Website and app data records

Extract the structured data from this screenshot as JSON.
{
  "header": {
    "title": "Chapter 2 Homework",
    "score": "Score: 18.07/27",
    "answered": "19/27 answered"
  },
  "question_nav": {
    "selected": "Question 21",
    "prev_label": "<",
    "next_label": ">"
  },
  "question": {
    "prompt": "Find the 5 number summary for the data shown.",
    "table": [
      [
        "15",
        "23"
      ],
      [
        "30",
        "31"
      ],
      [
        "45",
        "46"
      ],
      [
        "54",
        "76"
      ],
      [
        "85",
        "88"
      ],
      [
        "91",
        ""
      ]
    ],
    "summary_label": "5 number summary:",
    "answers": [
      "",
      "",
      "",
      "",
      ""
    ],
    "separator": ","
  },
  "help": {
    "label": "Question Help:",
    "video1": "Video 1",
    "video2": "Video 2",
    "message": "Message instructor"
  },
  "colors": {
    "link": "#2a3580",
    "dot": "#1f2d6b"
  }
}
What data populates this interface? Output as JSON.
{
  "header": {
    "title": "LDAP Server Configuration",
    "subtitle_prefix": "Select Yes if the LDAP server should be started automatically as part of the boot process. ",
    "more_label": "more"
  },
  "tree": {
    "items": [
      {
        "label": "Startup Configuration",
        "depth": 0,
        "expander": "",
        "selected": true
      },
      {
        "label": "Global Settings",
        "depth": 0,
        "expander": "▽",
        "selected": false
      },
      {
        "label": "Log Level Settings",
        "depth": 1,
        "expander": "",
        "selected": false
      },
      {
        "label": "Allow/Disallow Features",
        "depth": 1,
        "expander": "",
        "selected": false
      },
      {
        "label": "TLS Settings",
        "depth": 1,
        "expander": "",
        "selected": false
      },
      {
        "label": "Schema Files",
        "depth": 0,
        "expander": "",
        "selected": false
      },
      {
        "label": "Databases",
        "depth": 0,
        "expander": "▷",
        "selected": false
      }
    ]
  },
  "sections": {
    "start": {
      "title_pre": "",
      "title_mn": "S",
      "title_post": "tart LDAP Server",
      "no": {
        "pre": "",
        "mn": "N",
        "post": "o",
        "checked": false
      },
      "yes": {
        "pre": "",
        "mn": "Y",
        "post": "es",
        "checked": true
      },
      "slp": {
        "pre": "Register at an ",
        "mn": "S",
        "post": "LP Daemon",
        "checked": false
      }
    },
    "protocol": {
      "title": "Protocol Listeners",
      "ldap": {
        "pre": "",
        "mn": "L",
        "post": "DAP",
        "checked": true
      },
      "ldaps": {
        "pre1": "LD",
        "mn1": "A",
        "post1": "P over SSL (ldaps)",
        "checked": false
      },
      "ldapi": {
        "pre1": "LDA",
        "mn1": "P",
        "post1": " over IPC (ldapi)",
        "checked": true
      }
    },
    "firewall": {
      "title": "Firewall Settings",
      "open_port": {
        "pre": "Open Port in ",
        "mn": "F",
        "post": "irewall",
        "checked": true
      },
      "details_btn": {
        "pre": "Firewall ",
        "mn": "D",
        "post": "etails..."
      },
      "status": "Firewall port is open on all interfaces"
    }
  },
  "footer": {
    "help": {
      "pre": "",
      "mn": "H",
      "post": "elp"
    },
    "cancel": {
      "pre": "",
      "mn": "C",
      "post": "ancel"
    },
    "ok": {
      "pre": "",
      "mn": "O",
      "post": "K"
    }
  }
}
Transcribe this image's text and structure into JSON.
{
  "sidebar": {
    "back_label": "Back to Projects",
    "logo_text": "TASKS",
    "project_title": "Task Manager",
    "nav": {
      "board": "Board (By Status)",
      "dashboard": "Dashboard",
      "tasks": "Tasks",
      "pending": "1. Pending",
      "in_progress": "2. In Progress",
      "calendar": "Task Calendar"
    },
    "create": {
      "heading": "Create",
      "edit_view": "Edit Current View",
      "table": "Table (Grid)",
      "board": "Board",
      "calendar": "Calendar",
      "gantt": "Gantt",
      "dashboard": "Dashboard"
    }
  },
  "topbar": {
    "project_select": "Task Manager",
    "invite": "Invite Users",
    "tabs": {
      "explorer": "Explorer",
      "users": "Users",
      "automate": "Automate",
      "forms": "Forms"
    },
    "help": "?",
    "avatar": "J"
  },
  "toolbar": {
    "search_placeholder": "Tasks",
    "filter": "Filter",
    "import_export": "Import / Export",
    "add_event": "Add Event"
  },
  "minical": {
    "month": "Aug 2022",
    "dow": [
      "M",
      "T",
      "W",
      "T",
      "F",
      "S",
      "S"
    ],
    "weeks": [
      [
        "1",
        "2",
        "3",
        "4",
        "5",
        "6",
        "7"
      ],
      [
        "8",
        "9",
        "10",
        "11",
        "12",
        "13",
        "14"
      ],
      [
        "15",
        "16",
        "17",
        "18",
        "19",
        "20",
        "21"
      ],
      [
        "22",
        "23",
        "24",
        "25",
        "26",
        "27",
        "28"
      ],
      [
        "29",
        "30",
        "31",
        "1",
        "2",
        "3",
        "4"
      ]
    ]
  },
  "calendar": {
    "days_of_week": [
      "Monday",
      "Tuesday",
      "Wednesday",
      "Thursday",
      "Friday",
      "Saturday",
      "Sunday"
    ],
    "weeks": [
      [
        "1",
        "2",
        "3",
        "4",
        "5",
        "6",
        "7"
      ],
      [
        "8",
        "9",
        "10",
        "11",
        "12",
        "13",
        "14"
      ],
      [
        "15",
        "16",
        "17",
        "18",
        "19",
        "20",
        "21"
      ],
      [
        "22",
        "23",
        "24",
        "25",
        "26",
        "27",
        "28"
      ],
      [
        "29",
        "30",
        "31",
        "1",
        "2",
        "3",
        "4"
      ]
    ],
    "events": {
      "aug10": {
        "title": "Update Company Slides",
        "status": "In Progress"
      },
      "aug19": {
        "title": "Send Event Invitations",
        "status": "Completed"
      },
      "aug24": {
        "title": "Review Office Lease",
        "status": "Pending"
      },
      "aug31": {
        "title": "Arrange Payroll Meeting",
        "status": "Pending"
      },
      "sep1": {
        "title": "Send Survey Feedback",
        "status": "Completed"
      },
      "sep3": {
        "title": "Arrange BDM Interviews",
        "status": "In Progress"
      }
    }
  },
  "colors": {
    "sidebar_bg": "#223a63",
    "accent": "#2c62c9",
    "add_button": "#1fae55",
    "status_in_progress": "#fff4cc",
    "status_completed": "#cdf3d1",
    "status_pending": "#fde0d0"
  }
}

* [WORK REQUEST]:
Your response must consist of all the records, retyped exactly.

* [WRITTEN RESPONSE]:
Extract the structured data from this screenshot as JSON.
{
  "header": {
    "title": "Chapter 2 Homework",
    "score": "Score: 18.07/27",
    "answered": "19/27 answered"
  },
  "question_nav": {
    "selected": "Question 21",
    "prev_label": "<",
    "next_label": ">"
  },
  "question": {
    "prompt": "Find the 5 number summary for the data shown.",
    "table": [
      [
        "15",
        "23"
      ],
      [
        "30",
        "31"
      ],
      [
        "45",
        "46"
      ],
      [
        "54",
        "76"
      ],
      [
        "85",
        "88"
      ],
      [
        "91",
        ""
      ]
    ],
    "summary_label": "5 number summary:",
    "answers": [
      "",
      "",
      "",
      "",
      ""
    ],
    "separator": ","
  },
  "help": {
    "label": "Question Help:",
    "video1": "Video 1",
    "video2": "Video 2",
    "message": "Message instructor"
  },
  "colors": {
    "link": "#2a3580",
    "dot": "#1f2d6b"
  }
}
What data populates this interface? Output as JSON.
{
  "header": {
    "title": "LDAP Server Configuration",
    "subtitle_prefix": "Select Yes if the LDAP server should be started automatically as part of the boot process. ",
    "more_label": "more"
  },
  "tree": {
    "items": [
      {
        "label": "Startup Configuration",
        "depth": 0,
        "expander": "",
        "selected": true
      },
      {
        "label": "Global Settings",
        "depth": 0,
        "expander": "▽",
        "selected": false
      },
      {
        "label": "Log Level Settings",
        "depth": 1,
        "expander": "",
        "selected": false
      },
      {
        "label": "Allow/Disallow Features",
        "depth": 1,
        "expander": "",
        "selected": false
      },
      {
        "label": "TLS Settings",
        "depth": 1,
        "expander": "",
        "selected": false
      },
      {
        "label": "Schema Files",
        "depth": 0,
        "expander": "",
        "selected": false
      },
      {
        "label": "Databases",
        "depth": 0,
        "expander": "▷",
        "selected": false
      }
    ]
  },
  "sections": {
    "start": {
      "title_pre": "",
      "title_mn": "S",
      "title_post": "tart LDAP Server",
      "no": {
        "pre": "",
        "mn": "N",
        "post": "o",
        "checked": false
      },
      "yes": {
        "pre": "",
        "mn": "Y",
        "post": "es",
        "checked": true
      },
      "slp": {
        "pre": "Register at an ",
        "mn": "S",
        "post": "LP Daemon",
        "checked": false
      }
    },
    "protocol": {
      "title": "Protocol Listeners",
      "ldap": {
        "pre": "",
        "mn": "L",
        "post": "DAP",
        "checked": true
      },
      "ldaps": {
        "pre1": "LD",
        "mn1": "A",
        "post1": "P over SSL (ldaps)",
        "checked": false
      },
      "ldapi": {
        "pre1": "LDA",
        "mn1": "P",
        "post1": " over IPC (ldapi)",
        "checked": true
      }
    },
    "firewall": {
      "title": "Firewall Settings",
      "open_port": {
        "pre": "Open Port in ",
        "mn": "F",
        "post": "irewall",
        "checked": true
      },
      "details_btn": {
        "pre": "Firewall ",
        "mn": "D",
        "post": "etails..."
      },
      "status": "Firewall port is open on all interfaces"
    }
  },
  "footer": {
    "help": {
      "pre": "",
      "mn": "H",
      "post": "elp"
    },
    "cancel": {
      "pre": "",
      "mn": "C",
      "post": "ancel"
    },
    "ok": {
      "pre": "",
      "mn": "O",
      "post": "K"
    }
  }
}
Transcribe this image's text and structure into JSON.
{
  "sidebar": {
    "back_label": "Back to Projects",
    "logo_text": "TASKS",
    "project_title": "Task Manager",
    "nav": {
      "board": "Board (By Status)",
      "dashboard": "Dashboard",
      "tasks": "Tasks",
      "pending": "1. Pending",
      "in_progress": "2. In Progress",
      "calendar": "Task Calendar"
    },
    "create": {
      "heading": "Create",
      "edit_view": "Edit Current View",
      "table": "Table (Grid)",
      "board": "Board",
      "calendar": "Calendar",
      "gantt": "Gantt",
      "dashboard": "Dashboard"
    }
  },
  "topbar": {
    "project_select": "Task Manager",
    "invite": "Invite Users",
    "tabs": {
      "explorer": "Explorer",
      "users": "Users",
      "automate": "Automate",
      "forms": "Forms"
    },
    "help": "?",
    "avatar": "J"
  },
  "toolbar": {
    "search_placeholder": "Tasks",
    "filter": "Filter",
    "import_export": "Import / Export",
    "add_event": "Add Event"
  },
  "minical": {
    "month": "Aug 2022",
    "dow": [
      "M",
      "T",
      "W",
      "T",
      "F",
      "S",
      "S"
    ],
    "weeks": [
      [
        "1",
        "2",
        "3",
        "4",
        "5",
        "6",
        "7"
      ],
      [
        "8",
        "9",
        "10",
        "11",
        "12",
        "13",
        "14"
      ],
      [
        "15",
        "16",
        "17",
        "18",
        "19",
        "20",
        "21"
      ],
      [
        "22",
        "23",
        "24",
        "25",
        "26",
        "27",
        "28"
      ],
      [
        "29",
        "30",
        "31",
        "1",
        "2",
        "3",
        "4"
      ]
    ]
  },
  "calendar": {
    "days_of_week": [
      "Monday",
      "Tuesday",
      "Wednesday",
      "Thursday",
      "Friday",
      "Saturday",
      "Sunday"
    ],
    "weeks": [
      [
        "1",
        "2",
        "3",
        "4",
        "5",
        "6",
        "7"
      ],
      [
        "8",
        "9",
        "10",
        "11",
        "12",
        "13",
        "14"
      ],
      [
        "15",
        "16",
        "17",
        "18",
        "19",
        "20",
        "21"
      ],
      [
        "22",
        "23",
        "24",
        "25",
        "26",
        "27",
        "28"
      ],
      [
        "29",
        "30",
        "31",
        "1",
        "2",
        "3",
        "4"
      ]
    ],
    "events": {
      "aug10": {
        "title": "Update Company Slides",
        "status": "In Progress"
      },
      "aug19": {
        "title": "Send Event Invitations",
        "status": "Completed"
      },
      "aug24": {
        "title": "Review Office Lease",
        "status": "Pending"
      },
      "aug31": {
        "title": "Arrange Payroll Meeting",
        "status": "Pending"
      },
      "sep1": {
        "title": "Send Survey Feedback",
        "status": "Completed"
      },
      "sep3": {
        "title": "Arrange BDM Interviews",
        "status": "In Progress"
      }
    }
  },
  "colors": {
    "sidebar_bg": "#223a63",
    "accent": "#2c62c9",
    "add_button": "#1fae55",
    "status_in_progress": "#fff4cc",
    "status_completed": "#cdf3d1",
    "status_pending": "#fde0d0"
  }
}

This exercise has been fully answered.